'till you see me, I will precede you to a secluded place, where the affair can be conducted without fear of interruption."
"Fear of interruption!" thought Mr. Winkle.
"Nothing more to arrange, I think," said the officer.
"I am not aware of anything more," replied Mr. Winkle. "Good morning."
"Good morning:" and the officer whistled a lively air as he strode away.
That morning's breakfast passed heavily off. Mr. Tupman was not in a condition to rise, after the unwonted dissipation of the previous night; Mr. Snodgrass appeared to labour under a poetical depression of spirits; and even Mr. Pickwick evinced an unusual attachment to silence and soda-water. Mr. Winkle eagerly watched his opportunity: it was not long wanting. Mr. Snodgrass proposed a visit to the castle, and as Mr. Winkle was the only other member of the party disposed to walk, they went out together.
"Snodgrass," said Mr. Winkle, when they had turned out of the public street, "Snodgrass, my dear fellow, can I rely upon your secrecy?" As he said this, he most devoutly and earnestly hoped he could not.
"You can," replied Mr. Snodgrass. "Hear me swear—"
"No, no," interrupted Winkle, terrified at the idea of his companion's unconsciously pledging himself not to give information; "don't swear, don't swear; it's quite unnecessary."
Mr. Snodgrass dropped the hand which he had, in the spirit of poesy, raised towards the clouds as he made the above appeal, and assumed an attitude of attention.
"I want your assistance, my dear fellow, in an affair of honour," said Mr. Winkle.
"You shall have it," replied Mr. Snodgrass, clasping his friend's hand.
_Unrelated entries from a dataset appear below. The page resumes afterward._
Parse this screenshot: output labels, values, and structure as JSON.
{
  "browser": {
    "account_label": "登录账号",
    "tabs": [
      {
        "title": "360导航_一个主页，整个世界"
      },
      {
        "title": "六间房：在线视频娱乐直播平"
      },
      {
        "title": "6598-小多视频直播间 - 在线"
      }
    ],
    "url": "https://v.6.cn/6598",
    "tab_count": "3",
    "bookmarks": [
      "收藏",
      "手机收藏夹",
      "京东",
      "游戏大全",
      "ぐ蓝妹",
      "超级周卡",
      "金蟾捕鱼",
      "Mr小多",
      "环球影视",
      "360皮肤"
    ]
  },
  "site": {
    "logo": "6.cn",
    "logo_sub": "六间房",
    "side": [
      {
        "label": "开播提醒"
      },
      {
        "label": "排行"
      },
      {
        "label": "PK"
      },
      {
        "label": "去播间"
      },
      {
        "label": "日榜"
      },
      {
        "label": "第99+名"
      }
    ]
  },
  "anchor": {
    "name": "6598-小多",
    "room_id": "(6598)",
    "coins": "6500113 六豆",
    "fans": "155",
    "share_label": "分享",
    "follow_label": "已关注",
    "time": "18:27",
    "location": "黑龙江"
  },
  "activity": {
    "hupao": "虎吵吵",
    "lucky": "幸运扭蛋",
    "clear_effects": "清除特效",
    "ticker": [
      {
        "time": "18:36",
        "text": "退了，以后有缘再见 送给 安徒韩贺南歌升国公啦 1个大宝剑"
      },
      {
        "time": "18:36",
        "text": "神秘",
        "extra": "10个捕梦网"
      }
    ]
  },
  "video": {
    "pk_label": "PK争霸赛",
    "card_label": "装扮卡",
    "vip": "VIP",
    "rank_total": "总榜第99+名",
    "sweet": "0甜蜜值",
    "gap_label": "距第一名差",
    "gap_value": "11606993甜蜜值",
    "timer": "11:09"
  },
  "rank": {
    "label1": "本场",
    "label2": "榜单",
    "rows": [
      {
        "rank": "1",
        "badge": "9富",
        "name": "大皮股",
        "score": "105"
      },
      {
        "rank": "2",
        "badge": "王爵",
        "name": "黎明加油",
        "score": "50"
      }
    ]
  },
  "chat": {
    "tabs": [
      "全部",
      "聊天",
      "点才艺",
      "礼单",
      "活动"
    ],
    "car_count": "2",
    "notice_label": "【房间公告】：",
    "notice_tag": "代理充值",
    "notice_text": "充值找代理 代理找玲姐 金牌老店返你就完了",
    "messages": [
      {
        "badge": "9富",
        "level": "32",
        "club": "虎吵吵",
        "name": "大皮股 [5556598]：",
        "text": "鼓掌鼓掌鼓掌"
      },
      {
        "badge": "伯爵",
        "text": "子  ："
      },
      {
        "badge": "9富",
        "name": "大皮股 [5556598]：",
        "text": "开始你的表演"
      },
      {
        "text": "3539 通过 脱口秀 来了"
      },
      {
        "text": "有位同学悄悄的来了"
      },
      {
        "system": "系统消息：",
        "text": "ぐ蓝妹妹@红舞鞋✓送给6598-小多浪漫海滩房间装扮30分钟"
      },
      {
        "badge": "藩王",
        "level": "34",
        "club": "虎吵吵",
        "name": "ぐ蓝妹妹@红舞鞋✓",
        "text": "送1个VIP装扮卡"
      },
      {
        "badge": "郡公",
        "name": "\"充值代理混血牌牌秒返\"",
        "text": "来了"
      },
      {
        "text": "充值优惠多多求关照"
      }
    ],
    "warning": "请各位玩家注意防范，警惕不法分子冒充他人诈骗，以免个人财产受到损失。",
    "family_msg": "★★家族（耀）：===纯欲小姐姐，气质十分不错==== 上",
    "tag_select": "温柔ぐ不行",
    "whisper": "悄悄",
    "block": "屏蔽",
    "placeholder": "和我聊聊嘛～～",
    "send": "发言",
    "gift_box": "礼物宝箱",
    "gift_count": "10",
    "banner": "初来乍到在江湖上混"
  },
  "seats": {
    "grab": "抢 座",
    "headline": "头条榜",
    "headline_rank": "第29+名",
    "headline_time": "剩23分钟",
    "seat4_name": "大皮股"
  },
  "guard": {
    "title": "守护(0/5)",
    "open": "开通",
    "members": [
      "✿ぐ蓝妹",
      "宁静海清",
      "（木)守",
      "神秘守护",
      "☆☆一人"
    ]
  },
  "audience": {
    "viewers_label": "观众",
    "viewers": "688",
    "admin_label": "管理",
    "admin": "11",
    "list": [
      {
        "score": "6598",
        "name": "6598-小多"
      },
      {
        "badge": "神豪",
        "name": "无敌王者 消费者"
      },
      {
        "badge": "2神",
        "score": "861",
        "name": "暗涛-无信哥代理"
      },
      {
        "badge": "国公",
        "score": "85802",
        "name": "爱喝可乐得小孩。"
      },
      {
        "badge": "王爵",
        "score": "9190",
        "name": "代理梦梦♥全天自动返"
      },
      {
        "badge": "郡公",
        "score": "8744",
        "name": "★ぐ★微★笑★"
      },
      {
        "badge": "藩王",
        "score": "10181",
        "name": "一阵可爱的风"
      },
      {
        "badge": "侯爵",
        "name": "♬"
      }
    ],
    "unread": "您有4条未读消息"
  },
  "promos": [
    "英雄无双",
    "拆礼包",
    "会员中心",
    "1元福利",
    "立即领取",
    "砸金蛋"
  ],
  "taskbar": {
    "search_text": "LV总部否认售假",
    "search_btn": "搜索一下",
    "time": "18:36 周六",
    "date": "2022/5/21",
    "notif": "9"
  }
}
"With a Doctor—Doctor Slammer, of the Ninety-seventh," said Mr. Winkle, wishing to make the matter appear as solemn as possible; "an affair with an officer, seconded by